* [RECORDS PROVIDED]:
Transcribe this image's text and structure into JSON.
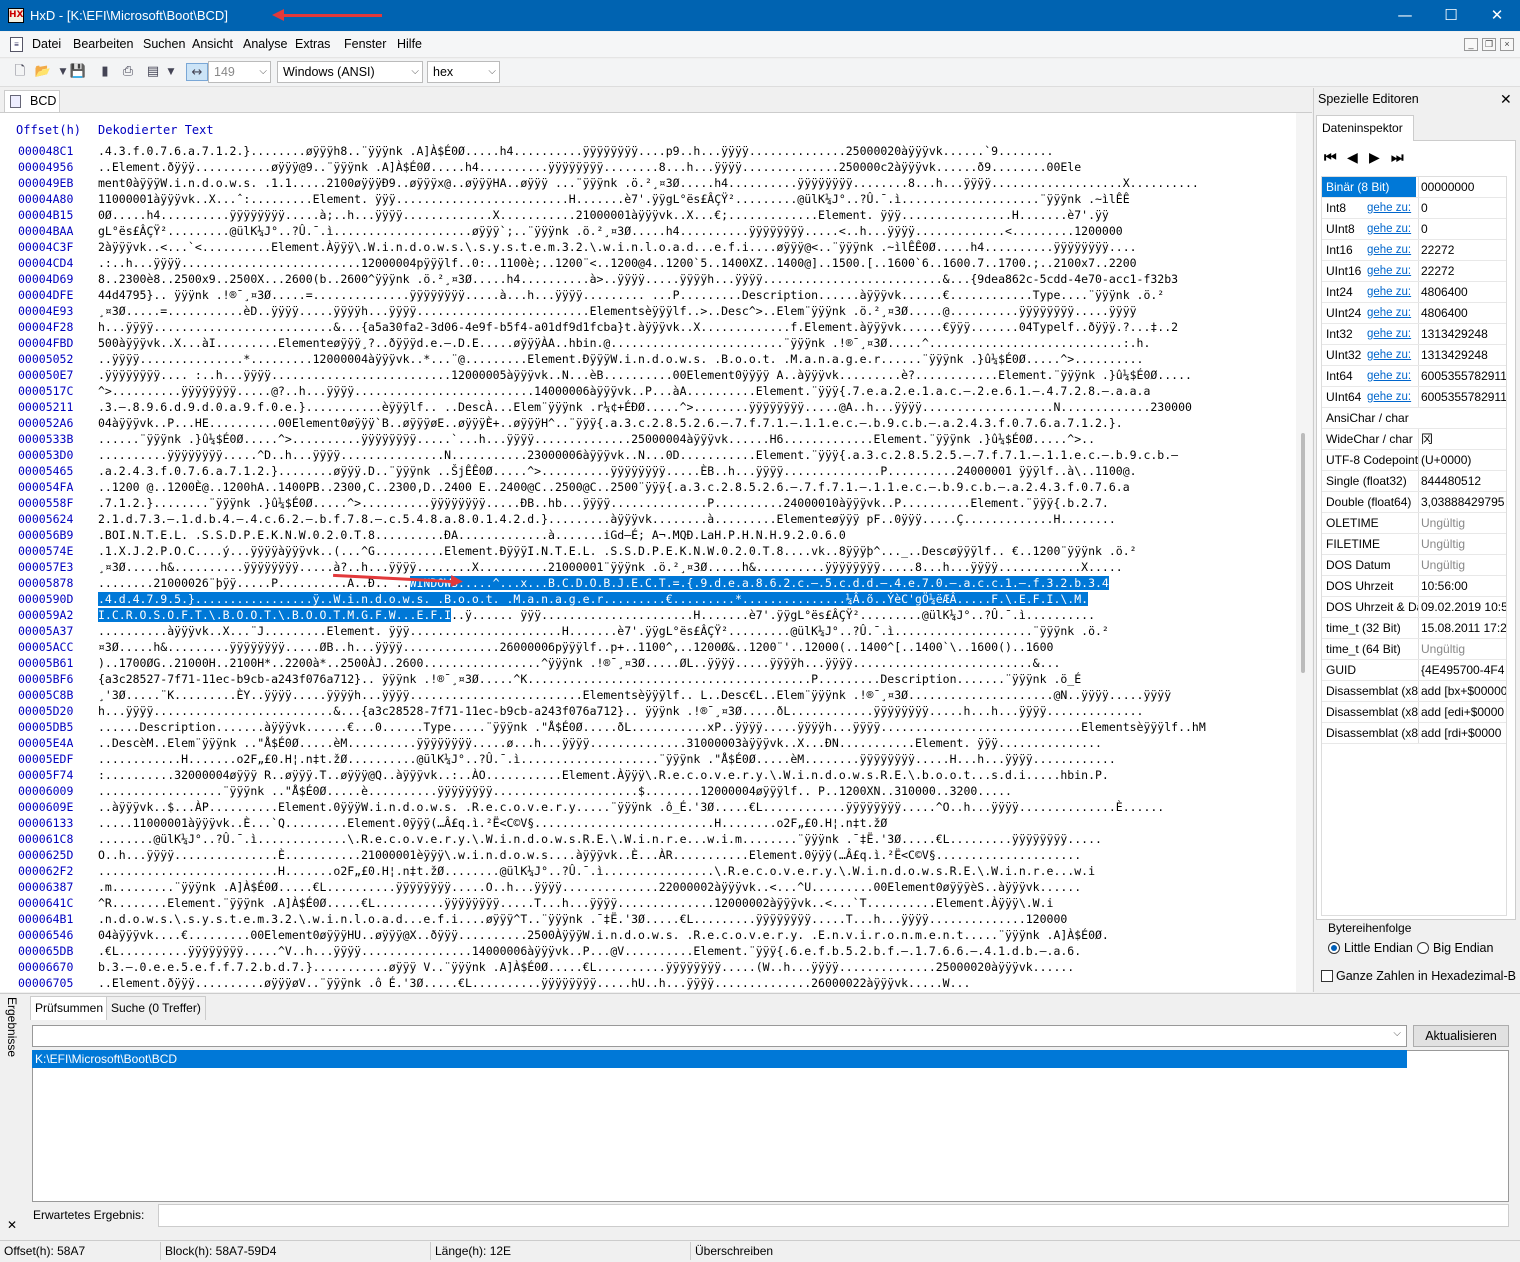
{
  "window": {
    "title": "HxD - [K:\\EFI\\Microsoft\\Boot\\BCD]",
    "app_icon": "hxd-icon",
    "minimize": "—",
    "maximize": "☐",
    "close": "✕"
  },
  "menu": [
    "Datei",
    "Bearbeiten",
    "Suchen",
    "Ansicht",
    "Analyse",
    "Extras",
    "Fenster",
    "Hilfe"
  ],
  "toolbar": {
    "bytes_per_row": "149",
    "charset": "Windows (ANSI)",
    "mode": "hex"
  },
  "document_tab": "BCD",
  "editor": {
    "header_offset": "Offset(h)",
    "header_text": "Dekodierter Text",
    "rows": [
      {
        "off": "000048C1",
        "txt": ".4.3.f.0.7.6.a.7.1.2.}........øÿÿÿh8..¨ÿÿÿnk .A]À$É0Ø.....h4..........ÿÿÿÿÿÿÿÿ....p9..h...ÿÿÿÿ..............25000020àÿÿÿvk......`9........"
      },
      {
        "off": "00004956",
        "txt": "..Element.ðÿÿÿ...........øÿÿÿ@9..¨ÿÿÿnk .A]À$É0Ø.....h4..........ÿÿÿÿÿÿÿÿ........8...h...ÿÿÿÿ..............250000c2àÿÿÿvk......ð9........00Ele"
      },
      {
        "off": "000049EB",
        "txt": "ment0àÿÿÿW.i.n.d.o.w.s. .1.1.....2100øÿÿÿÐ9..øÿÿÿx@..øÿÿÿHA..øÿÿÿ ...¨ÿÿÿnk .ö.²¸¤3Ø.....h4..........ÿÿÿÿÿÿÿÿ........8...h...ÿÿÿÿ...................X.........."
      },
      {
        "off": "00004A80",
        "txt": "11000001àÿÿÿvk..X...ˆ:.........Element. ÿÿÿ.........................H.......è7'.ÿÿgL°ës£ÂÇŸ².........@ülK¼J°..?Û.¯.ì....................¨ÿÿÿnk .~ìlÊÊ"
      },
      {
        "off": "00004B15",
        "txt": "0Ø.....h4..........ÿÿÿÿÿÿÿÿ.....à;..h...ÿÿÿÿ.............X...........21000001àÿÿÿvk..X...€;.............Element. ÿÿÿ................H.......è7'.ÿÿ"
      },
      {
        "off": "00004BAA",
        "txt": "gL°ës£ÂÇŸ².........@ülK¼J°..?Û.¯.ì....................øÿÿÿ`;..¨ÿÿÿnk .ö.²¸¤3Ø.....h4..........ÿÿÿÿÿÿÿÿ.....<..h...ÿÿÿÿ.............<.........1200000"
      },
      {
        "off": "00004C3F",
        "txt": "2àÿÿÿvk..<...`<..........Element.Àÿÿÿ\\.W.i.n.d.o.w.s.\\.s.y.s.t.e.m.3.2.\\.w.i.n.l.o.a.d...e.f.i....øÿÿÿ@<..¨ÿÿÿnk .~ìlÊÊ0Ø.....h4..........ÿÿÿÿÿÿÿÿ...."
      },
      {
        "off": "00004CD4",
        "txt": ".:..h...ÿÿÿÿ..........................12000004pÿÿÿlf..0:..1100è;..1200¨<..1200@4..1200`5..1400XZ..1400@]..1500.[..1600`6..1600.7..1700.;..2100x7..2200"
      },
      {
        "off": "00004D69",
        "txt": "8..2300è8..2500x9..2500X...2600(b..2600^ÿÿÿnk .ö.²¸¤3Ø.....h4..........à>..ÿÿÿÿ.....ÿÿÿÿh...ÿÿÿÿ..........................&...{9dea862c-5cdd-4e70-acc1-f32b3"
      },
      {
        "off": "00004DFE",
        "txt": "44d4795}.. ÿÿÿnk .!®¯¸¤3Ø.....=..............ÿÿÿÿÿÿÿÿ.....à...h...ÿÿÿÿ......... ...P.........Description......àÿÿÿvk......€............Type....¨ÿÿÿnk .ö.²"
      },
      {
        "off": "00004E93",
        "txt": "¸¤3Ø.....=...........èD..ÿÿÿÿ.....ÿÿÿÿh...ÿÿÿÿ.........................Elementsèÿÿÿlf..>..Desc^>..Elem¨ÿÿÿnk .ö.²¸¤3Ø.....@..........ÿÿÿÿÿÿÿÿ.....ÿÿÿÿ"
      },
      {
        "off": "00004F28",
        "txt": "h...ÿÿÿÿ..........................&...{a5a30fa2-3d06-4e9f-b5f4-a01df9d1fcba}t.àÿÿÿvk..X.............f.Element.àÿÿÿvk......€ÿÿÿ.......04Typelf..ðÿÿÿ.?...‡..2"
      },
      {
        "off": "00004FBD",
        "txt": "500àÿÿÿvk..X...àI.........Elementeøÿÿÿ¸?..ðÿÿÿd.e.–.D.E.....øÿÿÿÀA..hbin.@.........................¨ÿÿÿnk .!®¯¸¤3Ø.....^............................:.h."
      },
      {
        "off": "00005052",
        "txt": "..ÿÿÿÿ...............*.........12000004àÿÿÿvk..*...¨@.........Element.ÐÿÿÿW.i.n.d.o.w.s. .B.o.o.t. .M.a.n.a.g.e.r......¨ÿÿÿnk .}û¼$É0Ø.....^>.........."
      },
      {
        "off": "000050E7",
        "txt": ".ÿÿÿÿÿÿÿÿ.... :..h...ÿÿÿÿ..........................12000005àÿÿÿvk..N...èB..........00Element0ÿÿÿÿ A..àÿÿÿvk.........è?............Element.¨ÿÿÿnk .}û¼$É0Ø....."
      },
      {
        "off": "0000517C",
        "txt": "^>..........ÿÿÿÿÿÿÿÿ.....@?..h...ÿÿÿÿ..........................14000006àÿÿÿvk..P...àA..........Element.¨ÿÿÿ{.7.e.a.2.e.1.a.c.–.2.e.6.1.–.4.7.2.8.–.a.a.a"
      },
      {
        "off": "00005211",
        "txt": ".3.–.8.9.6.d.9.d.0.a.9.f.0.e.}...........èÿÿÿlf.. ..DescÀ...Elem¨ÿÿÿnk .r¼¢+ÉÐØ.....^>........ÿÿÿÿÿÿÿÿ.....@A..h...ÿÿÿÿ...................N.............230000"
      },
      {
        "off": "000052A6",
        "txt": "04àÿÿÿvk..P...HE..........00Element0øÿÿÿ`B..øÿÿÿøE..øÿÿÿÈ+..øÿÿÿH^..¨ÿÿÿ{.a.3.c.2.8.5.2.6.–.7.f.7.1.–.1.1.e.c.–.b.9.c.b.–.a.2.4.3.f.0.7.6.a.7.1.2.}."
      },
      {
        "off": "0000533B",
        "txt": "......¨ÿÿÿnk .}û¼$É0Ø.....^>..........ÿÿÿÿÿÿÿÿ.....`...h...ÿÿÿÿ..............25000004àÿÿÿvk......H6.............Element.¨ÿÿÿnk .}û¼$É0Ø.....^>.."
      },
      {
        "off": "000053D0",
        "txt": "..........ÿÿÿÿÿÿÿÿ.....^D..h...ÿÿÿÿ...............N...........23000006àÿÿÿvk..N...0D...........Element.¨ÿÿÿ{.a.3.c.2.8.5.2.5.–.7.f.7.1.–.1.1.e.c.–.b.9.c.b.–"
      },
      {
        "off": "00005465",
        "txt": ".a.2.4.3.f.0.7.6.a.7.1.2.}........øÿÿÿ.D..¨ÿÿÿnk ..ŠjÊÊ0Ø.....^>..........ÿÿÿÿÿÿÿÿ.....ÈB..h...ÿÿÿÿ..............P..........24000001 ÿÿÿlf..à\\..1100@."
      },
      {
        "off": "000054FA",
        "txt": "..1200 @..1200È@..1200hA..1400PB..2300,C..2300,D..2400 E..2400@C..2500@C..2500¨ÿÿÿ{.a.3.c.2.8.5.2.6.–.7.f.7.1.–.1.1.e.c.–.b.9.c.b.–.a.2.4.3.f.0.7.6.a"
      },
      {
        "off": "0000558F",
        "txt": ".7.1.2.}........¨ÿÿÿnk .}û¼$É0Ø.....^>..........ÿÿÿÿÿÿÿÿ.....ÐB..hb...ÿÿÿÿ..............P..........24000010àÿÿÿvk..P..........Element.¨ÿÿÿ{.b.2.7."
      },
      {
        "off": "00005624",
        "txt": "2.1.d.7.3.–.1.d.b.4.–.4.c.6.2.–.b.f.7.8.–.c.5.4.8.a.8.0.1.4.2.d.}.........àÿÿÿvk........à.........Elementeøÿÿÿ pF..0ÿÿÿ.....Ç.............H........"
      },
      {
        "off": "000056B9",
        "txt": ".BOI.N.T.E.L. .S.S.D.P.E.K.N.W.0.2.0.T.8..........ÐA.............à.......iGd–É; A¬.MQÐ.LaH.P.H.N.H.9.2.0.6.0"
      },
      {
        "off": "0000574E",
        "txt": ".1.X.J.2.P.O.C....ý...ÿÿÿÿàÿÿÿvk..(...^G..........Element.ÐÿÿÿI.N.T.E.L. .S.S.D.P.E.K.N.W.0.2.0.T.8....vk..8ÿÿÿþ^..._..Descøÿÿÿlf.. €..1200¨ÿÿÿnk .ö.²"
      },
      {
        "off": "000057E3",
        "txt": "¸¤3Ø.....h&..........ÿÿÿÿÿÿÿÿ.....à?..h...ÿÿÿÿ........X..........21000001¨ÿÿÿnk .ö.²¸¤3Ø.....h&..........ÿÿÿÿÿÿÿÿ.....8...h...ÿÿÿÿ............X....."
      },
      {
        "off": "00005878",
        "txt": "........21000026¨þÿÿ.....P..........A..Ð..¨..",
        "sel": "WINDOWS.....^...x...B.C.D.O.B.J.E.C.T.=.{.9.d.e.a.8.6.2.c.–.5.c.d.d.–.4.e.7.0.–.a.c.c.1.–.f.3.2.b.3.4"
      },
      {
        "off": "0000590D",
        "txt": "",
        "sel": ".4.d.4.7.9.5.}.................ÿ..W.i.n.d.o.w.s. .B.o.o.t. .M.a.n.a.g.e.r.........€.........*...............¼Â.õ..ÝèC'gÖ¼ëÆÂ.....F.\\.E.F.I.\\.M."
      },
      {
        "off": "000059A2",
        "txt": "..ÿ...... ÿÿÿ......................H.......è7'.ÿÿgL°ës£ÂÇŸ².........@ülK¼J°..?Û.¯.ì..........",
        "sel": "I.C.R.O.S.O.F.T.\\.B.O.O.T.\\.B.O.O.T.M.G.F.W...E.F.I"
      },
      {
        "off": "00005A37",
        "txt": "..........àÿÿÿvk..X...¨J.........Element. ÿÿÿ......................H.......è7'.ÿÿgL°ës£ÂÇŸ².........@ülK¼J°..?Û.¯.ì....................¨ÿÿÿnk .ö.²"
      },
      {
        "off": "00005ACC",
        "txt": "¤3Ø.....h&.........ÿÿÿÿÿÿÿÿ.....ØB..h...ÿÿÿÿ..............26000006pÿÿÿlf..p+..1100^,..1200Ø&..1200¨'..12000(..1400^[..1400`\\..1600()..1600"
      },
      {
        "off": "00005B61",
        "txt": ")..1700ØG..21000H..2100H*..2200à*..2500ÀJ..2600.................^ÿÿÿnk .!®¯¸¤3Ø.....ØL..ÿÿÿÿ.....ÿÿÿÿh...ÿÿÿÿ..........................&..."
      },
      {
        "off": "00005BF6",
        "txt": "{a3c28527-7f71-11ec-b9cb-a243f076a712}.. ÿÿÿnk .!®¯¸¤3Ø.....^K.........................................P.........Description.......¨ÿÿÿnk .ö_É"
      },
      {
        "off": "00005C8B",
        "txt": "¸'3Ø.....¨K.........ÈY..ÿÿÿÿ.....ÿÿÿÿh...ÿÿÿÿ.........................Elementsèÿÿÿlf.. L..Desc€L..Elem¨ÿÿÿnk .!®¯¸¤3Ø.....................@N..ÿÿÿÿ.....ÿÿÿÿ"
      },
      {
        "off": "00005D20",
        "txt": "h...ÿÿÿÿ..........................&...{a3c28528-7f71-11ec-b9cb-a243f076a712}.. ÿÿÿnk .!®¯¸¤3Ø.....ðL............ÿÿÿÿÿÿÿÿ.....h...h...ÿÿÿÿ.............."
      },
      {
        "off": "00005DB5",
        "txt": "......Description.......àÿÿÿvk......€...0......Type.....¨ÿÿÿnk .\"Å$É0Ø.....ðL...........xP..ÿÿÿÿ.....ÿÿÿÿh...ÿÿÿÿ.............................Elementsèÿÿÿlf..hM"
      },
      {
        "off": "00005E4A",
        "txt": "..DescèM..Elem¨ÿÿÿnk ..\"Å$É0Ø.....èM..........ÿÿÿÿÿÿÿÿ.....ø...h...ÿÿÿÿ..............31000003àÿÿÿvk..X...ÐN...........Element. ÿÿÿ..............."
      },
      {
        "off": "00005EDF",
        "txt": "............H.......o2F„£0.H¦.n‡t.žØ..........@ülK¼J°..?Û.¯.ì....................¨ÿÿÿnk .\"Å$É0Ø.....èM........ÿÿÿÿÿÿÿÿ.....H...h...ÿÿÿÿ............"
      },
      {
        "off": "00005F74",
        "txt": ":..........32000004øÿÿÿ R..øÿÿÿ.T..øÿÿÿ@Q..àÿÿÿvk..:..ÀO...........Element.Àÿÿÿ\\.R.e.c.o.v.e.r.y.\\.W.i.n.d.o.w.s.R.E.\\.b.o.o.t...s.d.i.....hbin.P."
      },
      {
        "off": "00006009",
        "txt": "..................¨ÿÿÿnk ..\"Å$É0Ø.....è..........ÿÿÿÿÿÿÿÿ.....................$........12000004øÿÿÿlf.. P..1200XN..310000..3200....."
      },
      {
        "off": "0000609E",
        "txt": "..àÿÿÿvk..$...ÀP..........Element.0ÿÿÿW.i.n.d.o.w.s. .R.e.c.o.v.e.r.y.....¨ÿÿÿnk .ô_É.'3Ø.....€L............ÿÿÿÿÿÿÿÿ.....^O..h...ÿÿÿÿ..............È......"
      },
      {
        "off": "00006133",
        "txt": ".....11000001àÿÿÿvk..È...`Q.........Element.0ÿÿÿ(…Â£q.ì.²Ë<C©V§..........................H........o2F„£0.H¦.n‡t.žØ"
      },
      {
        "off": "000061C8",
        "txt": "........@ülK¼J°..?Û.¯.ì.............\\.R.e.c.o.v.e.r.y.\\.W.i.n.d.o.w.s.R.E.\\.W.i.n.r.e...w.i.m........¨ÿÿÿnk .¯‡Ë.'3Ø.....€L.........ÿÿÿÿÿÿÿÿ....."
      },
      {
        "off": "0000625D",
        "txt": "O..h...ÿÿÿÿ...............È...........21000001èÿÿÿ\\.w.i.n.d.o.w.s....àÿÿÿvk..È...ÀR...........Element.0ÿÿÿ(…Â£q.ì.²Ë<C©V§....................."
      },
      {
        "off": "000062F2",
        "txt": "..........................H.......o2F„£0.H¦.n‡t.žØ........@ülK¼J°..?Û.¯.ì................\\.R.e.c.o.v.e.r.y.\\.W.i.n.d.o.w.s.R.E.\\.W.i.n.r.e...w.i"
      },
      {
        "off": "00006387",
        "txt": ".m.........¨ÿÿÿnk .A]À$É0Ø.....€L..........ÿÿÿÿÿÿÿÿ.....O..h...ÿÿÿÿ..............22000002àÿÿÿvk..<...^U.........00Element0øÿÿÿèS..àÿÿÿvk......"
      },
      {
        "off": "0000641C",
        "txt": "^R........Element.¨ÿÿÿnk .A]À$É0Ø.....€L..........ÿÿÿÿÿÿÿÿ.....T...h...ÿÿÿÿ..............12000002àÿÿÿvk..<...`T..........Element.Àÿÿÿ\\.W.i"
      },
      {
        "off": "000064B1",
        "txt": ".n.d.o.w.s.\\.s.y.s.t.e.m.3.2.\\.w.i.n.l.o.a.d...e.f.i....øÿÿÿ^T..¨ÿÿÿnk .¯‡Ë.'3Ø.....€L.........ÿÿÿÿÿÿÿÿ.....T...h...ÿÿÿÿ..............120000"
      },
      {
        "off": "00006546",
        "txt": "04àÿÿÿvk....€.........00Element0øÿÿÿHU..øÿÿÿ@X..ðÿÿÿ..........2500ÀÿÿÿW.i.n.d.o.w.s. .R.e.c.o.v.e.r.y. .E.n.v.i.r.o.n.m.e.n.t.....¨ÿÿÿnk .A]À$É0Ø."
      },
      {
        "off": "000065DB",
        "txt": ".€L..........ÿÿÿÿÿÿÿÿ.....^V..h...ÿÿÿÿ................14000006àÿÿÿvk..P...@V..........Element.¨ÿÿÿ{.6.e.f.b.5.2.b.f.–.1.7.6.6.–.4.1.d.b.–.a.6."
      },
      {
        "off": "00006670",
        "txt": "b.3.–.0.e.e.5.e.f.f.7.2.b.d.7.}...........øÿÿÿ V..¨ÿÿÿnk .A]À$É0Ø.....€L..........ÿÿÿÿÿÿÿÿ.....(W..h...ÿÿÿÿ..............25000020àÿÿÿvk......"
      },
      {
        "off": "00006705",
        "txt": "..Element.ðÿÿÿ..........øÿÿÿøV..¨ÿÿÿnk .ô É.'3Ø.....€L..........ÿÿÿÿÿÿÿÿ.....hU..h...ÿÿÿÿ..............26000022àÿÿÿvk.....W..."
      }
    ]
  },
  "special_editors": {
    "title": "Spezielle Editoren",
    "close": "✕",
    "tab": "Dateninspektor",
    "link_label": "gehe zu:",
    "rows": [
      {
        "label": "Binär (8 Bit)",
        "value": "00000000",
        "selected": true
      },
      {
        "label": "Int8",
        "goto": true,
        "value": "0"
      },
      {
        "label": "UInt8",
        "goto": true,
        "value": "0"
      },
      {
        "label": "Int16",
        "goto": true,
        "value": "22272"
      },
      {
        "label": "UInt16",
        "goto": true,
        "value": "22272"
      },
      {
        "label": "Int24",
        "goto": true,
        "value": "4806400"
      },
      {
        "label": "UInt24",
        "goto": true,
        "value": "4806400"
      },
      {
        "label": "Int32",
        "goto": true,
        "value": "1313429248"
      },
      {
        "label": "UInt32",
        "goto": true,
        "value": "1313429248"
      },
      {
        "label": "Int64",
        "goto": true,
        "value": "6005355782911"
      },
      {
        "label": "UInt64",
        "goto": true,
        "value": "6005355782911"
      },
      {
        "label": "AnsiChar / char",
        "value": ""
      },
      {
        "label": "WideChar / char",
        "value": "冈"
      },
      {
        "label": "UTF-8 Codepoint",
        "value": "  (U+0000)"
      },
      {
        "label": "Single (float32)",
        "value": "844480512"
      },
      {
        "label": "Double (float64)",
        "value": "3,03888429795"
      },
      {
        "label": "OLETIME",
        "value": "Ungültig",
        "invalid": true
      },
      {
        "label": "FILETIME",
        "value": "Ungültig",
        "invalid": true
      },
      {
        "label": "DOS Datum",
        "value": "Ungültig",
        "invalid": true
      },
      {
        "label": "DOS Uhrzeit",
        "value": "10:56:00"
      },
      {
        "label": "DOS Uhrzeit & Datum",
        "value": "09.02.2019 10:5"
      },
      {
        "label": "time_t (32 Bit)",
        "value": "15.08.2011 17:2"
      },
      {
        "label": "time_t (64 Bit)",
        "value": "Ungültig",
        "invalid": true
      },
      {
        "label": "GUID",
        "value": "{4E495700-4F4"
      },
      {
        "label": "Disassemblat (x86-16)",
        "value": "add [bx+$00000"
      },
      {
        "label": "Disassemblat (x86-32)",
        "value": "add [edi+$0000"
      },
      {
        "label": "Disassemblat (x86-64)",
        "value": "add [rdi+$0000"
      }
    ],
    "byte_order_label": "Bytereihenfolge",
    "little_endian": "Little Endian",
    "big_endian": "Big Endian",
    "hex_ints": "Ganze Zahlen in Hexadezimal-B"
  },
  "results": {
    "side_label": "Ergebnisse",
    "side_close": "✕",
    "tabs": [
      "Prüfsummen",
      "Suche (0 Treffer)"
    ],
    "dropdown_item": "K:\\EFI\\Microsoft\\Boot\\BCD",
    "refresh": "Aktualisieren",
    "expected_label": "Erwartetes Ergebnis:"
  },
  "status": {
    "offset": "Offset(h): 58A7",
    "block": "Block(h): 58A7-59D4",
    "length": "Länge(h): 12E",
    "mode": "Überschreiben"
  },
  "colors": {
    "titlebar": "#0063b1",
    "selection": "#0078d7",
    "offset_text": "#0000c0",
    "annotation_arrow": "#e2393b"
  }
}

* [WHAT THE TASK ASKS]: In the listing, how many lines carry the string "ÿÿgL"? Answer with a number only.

* [TASK OUTPUT]: 3